ABOUT THIS TASK: Extract every line below that contains the word "background".

DATA IN THIS EXERCISE:
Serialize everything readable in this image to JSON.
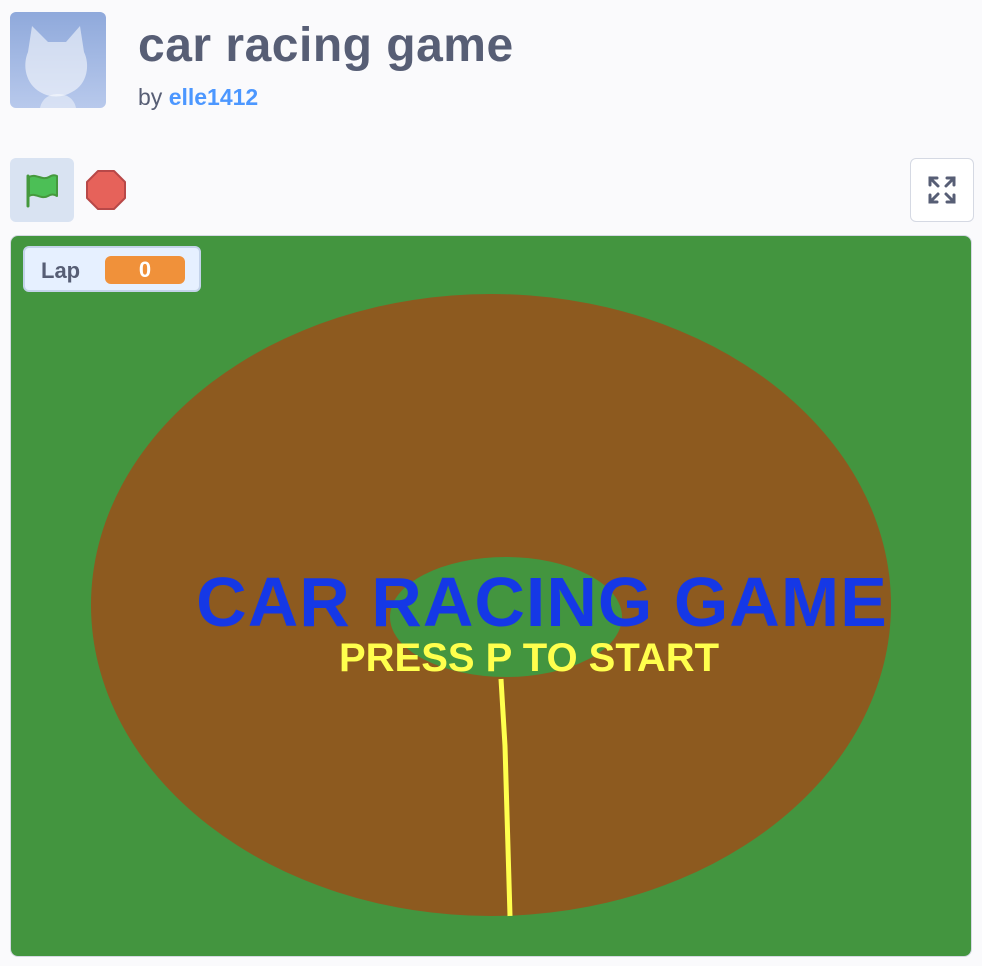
{
  "project": {
    "title": "car racing game",
    "by_prefix": "by",
    "author": "elle1412"
  },
  "controls": {
    "green_flag": "green-flag-icon",
    "stop": "stop-icon",
    "fullscreen": "fullscreen-icon"
  },
  "stage": {
    "monitor": {
      "label": "Lap",
      "value": "0"
    },
    "title_text": "CAR RACING GAME",
    "prompt_text": "PRESS P TO START"
  },
  "colors": {
    "grass": "#43953f",
    "track": "#8d5a1f",
    "finish_line": "#ffff4d",
    "title": "#1538e6",
    "monitor_value": "#f0913a",
    "author_link": "#4c97ff"
  }
}
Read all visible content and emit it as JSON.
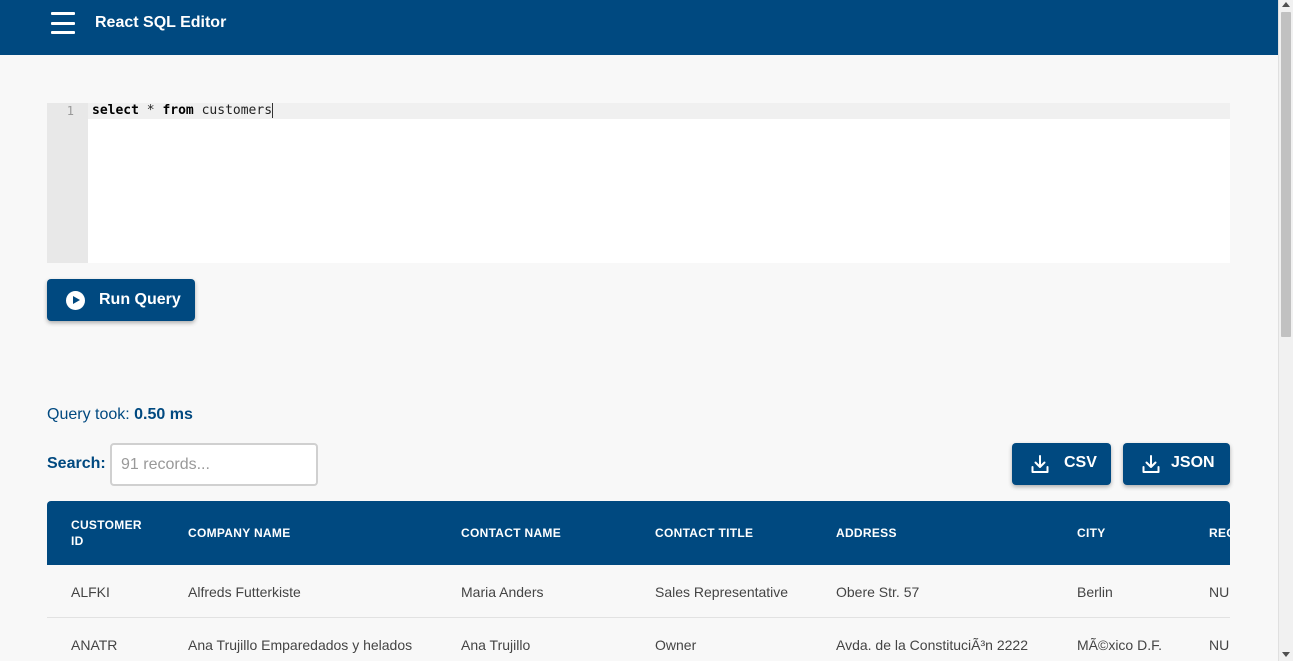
{
  "app": {
    "title": "React SQL Editor",
    "primary_color": "#004980"
  },
  "editor": {
    "line_number": "1",
    "code_tokens": {
      "kw_select": "select",
      "star": " * ",
      "kw_from": "from",
      "table": " customers"
    }
  },
  "actions": {
    "run_label": "Run Query",
    "run_icon": "play-circle-icon",
    "csv_label": "CSV",
    "json_label": "JSON",
    "download_icon": "download-icon"
  },
  "results": {
    "time_label": "Query took: ",
    "time_value": "0.50 ms",
    "search_label": "Search:",
    "search_placeholder": "91 records...",
    "columns": [
      "CUSTOMER ID",
      "COMPANY NAME",
      "CONTACT NAME",
      "CONTACT TITLE",
      "ADDRESS",
      "CITY",
      "REGION"
    ],
    "rows": [
      [
        "ALFKI",
        "Alfreds Futterkiste",
        "Maria Anders",
        "Sales Representative",
        "Obere Str. 57",
        "Berlin",
        "NULL"
      ],
      [
        "ANATR",
        "Ana Trujillo Emparedados y helados",
        "Ana Trujillo",
        "Owner",
        "Avda. de la ConstituciÃ³n 2222",
        "MÃ©xico D.F.",
        "NULL"
      ]
    ]
  }
}
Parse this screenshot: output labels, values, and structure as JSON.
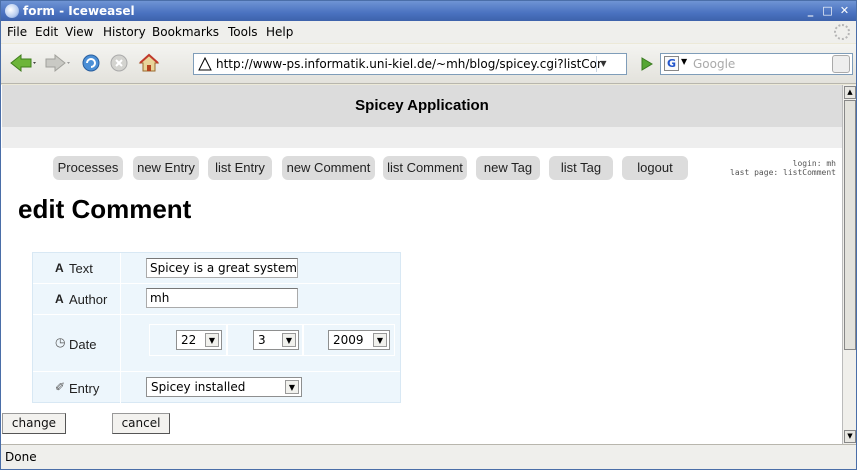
{
  "window": {
    "title": "form - Iceweasel"
  },
  "menu": {
    "items": [
      "File",
      "Edit",
      "View",
      "History",
      "Bookmarks",
      "Tools",
      "Help"
    ]
  },
  "navbar": {
    "url": "http://www-ps.informatik.uni-kiel.de/~mh/blog/spicey.cgi?listComme",
    "search_placeholder": "Google",
    "icons": [
      "back-icon",
      "forward-icon",
      "reload-icon",
      "stop-icon",
      "home-icon"
    ]
  },
  "page": {
    "app_title": "Spicey Application",
    "nav": [
      "Processes",
      "new Entry",
      "list Entry",
      "new Comment",
      "list Comment",
      "new Tag",
      "list Tag",
      "logout"
    ],
    "login_line": "login: mh",
    "lastpage_line": "last page: listComment",
    "heading": "edit Comment",
    "form": {
      "text_label": "Text",
      "text_value": "Spicey is a great system",
      "author_label": "Author",
      "author_value": "mh",
      "date_label": "Date",
      "day": "22",
      "month": "3",
      "year": "2009",
      "entry_label": "Entry",
      "entry_value": "Spicey installed"
    },
    "buttons": {
      "change": "change",
      "cancel": "cancel"
    }
  },
  "status": {
    "text": "Done"
  },
  "colors": {
    "titlebar": "#4a72c0",
    "form_bg": "#edf6fc",
    "header_bg": "#dcdcdc",
    "nav_btn": "#dcdcdc"
  }
}
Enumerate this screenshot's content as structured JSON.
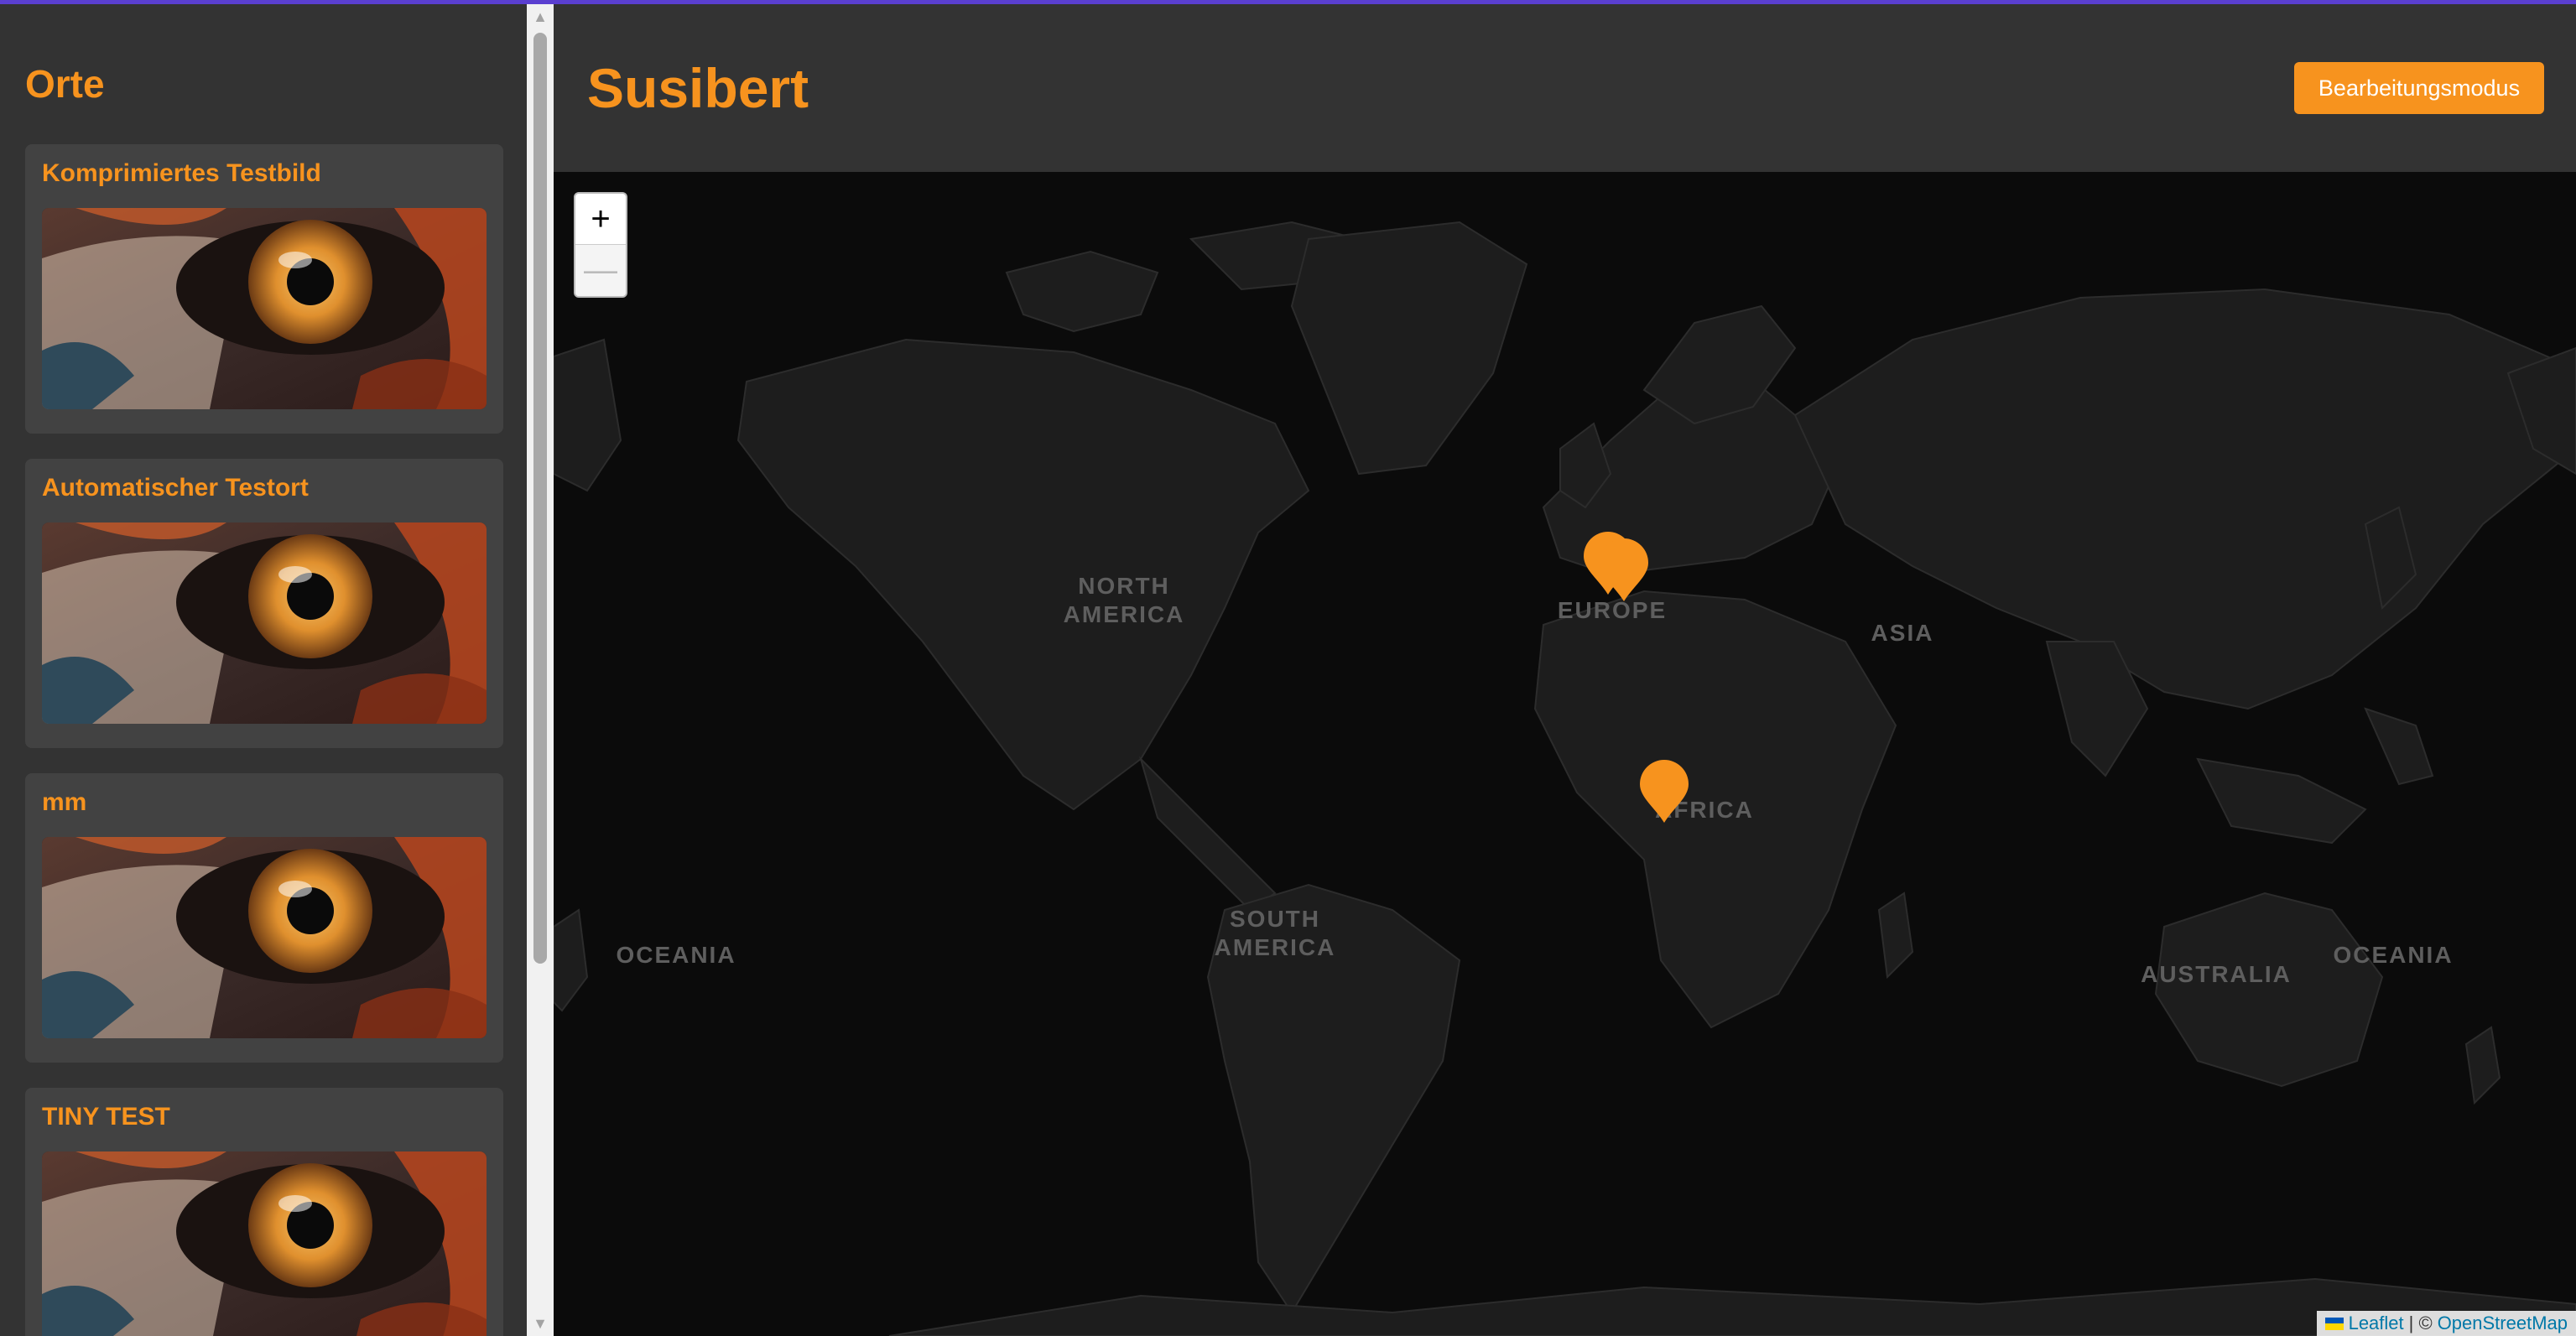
{
  "sidebar": {
    "title": "Orte",
    "places": [
      {
        "title": "Komprimiertes Testbild"
      },
      {
        "title": "Automatischer Testort"
      },
      {
        "title": "mm"
      },
      {
        "title": "TINY TEST"
      }
    ]
  },
  "header": {
    "title": "Susibert",
    "edit_button_label": "Bearbeitungsmodus"
  },
  "map": {
    "zoom_in_label": "+",
    "zoom_out_label": "—",
    "continent_labels": {
      "north_america_1": "NORTH",
      "north_america_2": "AMERICA",
      "south_america_1": "SOUTH",
      "south_america_2": "AMERICA",
      "europe": "EUROPE",
      "asia": "ASIA",
      "africa": "AFRICA",
      "australia": "AUSTRALIA",
      "oceania_left": "OCEANIA",
      "oceania_right": "OCEANIA"
    },
    "marker_count": 3,
    "attribution": {
      "leaflet": "Leaflet",
      "separator": "| ©",
      "osm": "OpenStreetMap"
    }
  },
  "colors": {
    "accent": "#f7931e",
    "background": "#333333",
    "card": "#424242",
    "map": "#0b0b0b",
    "land": "#1d1d1d"
  },
  "icons": [
    "map-marker-icon",
    "scroll-up-arrow-icon",
    "scroll-down-arrow-icon",
    "ukraine-flag-icon"
  ]
}
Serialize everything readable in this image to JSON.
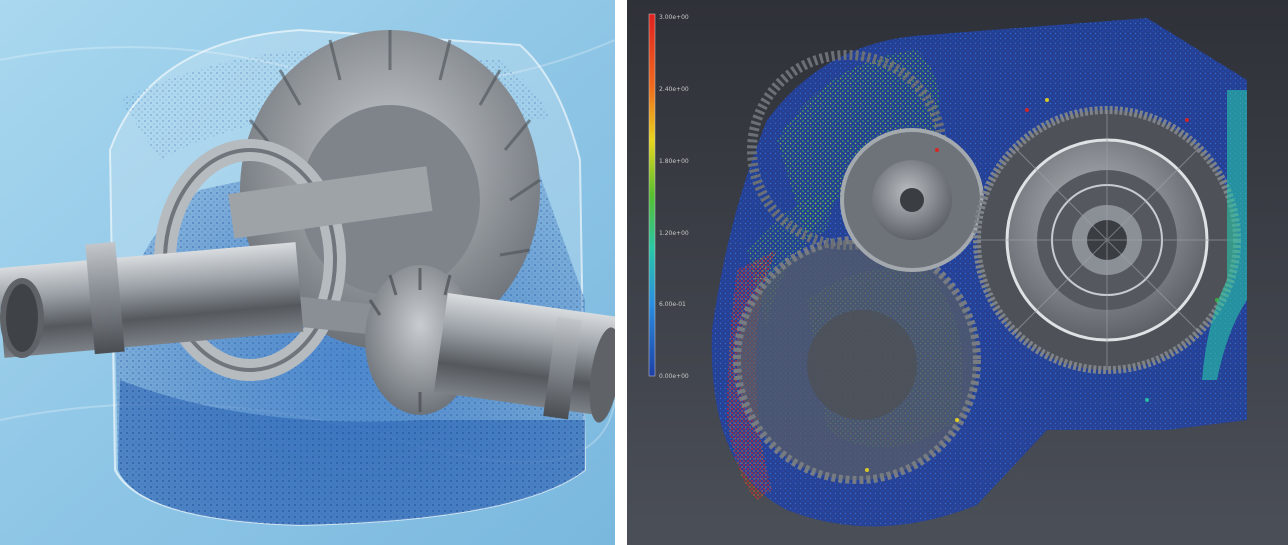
{
  "left_image": {
    "subject": "gear-differential-oil-simulation",
    "colors": {
      "background": "#9fd0ea",
      "particles": "#2a63b3",
      "metal": "#a8adb2"
    }
  },
  "right_image": {
    "subject": "gearbox-particle-velocity-simulation",
    "title": "",
    "colors": {
      "background": "#3b3e45",
      "metal": "#8c9096"
    },
    "legend": {
      "ticks": [
        "3.00e+00",
        "2.40e+00",
        "1.80e+00",
        "1.20e+00",
        "6.00e-01",
        "0.00e+00"
      ]
    }
  }
}
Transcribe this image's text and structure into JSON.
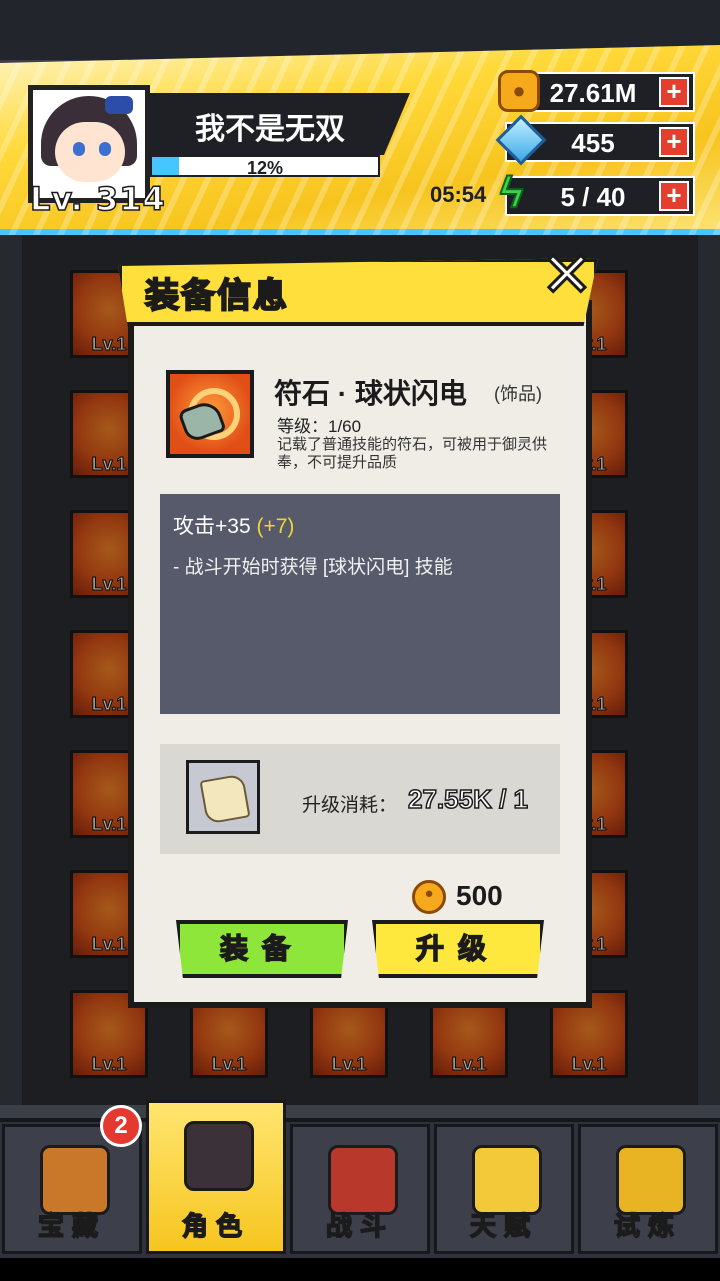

EXERCISE RESULT:
    "background": "#333333",
      "background": "#9fd0ea",
      "background": "#3b3e45",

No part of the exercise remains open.